### Activity
Please return every line from the entries that has the string "Mesh" in it.

Dataset rows describing interfaces:

════════════════

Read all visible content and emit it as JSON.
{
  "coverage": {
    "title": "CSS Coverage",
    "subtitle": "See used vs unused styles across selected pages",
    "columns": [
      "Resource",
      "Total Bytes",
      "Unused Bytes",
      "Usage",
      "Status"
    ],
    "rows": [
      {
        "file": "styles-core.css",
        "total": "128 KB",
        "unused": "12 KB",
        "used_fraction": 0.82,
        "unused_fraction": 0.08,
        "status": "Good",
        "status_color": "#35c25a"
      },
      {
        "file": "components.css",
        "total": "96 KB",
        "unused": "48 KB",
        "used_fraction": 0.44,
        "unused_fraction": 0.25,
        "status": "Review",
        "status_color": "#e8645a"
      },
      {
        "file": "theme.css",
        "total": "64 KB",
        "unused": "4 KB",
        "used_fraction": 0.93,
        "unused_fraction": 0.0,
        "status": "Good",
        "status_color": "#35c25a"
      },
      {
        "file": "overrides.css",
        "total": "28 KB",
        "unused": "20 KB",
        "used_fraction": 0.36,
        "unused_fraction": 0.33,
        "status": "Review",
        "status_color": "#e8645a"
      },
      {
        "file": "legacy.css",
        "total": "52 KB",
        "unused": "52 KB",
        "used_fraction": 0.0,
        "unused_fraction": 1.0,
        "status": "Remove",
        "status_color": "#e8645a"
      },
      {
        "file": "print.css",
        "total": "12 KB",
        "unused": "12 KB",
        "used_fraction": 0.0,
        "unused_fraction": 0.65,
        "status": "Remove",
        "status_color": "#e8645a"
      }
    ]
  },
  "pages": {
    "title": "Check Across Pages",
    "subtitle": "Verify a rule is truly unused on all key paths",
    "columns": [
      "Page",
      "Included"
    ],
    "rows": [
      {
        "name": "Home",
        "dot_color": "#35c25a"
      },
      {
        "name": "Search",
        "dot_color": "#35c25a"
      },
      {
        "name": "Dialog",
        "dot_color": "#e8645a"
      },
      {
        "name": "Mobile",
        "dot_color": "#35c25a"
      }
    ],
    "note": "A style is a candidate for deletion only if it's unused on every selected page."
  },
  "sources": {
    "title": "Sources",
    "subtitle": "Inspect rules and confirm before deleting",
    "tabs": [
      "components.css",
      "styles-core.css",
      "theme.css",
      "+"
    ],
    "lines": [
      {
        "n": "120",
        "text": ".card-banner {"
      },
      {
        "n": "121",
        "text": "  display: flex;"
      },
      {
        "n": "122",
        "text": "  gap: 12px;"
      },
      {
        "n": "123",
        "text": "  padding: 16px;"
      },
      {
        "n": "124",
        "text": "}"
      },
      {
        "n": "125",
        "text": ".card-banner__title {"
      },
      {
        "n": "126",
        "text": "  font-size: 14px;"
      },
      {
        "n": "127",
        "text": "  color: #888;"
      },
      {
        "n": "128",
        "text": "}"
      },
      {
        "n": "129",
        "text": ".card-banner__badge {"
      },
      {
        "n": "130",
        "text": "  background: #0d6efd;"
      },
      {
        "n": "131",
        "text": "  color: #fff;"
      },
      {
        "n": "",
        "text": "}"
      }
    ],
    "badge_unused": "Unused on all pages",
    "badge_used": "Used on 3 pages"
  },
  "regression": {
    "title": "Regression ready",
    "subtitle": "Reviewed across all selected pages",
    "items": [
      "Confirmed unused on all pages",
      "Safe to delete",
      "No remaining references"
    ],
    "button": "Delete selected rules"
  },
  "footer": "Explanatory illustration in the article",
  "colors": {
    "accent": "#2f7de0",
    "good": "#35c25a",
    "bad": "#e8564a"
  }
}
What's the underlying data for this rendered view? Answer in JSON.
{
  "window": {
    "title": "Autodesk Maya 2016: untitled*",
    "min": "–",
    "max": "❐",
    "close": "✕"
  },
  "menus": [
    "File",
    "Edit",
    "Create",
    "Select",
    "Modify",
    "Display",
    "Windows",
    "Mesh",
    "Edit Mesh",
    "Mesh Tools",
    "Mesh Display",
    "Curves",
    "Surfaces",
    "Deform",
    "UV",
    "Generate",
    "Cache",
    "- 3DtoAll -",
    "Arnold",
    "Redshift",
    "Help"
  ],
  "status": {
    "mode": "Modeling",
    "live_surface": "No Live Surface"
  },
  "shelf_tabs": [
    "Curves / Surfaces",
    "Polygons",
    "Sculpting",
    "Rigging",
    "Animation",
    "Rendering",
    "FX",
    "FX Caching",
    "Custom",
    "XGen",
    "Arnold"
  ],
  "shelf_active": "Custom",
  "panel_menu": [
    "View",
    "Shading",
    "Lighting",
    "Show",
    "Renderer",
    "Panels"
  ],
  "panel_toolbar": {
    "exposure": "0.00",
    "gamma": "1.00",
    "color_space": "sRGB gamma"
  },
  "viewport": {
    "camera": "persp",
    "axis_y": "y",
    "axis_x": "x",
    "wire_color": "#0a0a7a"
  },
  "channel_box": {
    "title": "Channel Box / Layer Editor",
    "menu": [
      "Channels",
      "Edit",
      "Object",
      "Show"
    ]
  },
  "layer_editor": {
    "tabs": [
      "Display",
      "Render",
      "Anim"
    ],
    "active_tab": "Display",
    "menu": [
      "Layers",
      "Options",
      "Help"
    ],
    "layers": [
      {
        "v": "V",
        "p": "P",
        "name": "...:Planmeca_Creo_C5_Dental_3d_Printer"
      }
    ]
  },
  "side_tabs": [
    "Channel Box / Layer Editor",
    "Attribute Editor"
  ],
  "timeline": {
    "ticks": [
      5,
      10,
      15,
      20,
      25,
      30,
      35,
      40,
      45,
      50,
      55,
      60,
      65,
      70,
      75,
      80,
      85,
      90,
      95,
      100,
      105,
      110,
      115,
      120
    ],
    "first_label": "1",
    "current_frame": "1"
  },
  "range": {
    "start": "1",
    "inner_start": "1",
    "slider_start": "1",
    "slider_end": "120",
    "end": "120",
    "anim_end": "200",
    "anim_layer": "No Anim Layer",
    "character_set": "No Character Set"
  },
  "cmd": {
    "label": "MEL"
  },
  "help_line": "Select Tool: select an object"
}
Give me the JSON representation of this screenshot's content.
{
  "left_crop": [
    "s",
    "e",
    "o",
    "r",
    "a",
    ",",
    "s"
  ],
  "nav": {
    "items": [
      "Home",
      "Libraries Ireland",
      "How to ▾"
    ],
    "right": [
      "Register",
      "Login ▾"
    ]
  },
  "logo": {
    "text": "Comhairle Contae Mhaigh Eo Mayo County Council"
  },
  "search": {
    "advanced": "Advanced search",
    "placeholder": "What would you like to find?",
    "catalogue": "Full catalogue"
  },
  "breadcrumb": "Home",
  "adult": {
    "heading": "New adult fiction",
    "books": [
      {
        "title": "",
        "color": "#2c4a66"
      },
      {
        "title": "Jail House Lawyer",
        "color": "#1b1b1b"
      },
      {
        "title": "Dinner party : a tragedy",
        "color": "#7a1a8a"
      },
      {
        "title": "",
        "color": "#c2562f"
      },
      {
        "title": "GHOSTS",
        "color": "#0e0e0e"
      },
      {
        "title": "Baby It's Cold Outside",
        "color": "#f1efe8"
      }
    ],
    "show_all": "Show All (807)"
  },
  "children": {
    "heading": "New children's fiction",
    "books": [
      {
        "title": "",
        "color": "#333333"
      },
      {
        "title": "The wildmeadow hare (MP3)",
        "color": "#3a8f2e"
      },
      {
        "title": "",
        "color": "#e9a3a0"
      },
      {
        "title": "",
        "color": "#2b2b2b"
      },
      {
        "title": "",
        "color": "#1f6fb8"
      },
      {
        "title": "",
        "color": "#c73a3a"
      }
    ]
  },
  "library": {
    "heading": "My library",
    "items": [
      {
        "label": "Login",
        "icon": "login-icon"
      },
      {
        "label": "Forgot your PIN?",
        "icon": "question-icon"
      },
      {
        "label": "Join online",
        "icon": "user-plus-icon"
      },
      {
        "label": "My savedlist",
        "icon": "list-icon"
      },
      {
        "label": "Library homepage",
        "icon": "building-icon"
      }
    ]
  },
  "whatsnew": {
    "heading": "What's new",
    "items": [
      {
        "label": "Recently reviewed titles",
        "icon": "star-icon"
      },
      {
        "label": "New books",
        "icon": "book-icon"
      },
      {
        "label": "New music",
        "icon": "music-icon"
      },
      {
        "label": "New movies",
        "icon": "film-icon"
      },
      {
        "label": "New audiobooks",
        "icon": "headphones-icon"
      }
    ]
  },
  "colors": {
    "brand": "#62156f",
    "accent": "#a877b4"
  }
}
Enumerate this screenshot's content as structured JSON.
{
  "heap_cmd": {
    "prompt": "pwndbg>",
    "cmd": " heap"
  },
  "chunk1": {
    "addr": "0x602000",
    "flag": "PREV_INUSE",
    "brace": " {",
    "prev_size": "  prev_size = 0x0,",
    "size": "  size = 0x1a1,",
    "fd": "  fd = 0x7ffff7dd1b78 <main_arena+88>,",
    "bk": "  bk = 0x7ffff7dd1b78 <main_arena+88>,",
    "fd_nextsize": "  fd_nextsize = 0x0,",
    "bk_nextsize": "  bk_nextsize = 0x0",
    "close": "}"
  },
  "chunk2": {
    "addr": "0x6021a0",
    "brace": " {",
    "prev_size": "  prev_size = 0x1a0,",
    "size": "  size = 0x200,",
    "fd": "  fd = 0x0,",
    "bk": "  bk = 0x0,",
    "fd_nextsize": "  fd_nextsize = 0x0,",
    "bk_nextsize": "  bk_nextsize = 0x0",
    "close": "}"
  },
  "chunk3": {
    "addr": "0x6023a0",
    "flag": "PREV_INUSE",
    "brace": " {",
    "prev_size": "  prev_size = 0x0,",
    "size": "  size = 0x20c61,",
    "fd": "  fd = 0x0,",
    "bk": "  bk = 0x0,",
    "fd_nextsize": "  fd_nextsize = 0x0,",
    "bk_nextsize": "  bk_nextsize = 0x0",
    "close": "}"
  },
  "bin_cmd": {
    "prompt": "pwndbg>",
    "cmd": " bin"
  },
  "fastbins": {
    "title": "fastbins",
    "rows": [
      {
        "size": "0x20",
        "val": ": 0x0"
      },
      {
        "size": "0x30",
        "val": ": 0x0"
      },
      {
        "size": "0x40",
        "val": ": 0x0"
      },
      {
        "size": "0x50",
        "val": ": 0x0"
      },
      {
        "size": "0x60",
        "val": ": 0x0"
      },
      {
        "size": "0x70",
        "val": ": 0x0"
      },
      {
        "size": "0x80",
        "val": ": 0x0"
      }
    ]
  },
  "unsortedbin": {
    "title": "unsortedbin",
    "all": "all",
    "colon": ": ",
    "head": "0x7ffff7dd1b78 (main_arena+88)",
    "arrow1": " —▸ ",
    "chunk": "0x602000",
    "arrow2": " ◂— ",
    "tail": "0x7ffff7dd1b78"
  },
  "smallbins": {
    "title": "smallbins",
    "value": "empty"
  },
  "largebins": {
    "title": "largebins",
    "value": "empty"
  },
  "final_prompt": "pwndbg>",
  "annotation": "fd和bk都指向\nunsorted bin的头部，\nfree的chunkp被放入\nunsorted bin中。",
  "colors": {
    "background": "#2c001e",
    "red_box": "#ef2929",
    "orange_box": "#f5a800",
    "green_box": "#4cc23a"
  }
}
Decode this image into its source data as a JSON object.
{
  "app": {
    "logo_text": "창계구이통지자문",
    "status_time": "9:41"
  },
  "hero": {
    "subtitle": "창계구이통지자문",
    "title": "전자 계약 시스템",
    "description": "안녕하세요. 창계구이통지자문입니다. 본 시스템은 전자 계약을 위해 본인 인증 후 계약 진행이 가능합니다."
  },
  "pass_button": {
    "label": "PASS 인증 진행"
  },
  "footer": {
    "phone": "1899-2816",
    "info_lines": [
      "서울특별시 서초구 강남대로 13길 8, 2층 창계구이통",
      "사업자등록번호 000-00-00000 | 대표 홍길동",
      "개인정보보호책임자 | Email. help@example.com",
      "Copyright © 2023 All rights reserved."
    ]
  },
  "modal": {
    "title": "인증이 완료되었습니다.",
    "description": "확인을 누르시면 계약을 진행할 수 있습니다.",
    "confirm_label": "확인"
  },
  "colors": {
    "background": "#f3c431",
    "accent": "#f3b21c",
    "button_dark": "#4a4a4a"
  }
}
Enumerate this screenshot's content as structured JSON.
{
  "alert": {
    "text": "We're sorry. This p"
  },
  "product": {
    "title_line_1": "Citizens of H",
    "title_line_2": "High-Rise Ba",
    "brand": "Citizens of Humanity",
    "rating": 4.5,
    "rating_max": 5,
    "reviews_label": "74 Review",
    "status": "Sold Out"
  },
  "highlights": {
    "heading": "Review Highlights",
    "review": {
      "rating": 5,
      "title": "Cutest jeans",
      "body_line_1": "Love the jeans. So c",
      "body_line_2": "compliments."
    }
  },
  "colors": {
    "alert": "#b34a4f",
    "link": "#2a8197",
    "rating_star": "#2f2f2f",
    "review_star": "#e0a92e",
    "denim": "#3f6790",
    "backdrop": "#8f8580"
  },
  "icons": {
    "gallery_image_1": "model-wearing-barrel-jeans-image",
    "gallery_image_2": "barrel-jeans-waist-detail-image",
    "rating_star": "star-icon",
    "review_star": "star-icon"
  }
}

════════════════

### Exercise solution
    "Mesh",
    "Edit Mesh",
    "Mesh Tools",
    "Mesh Display",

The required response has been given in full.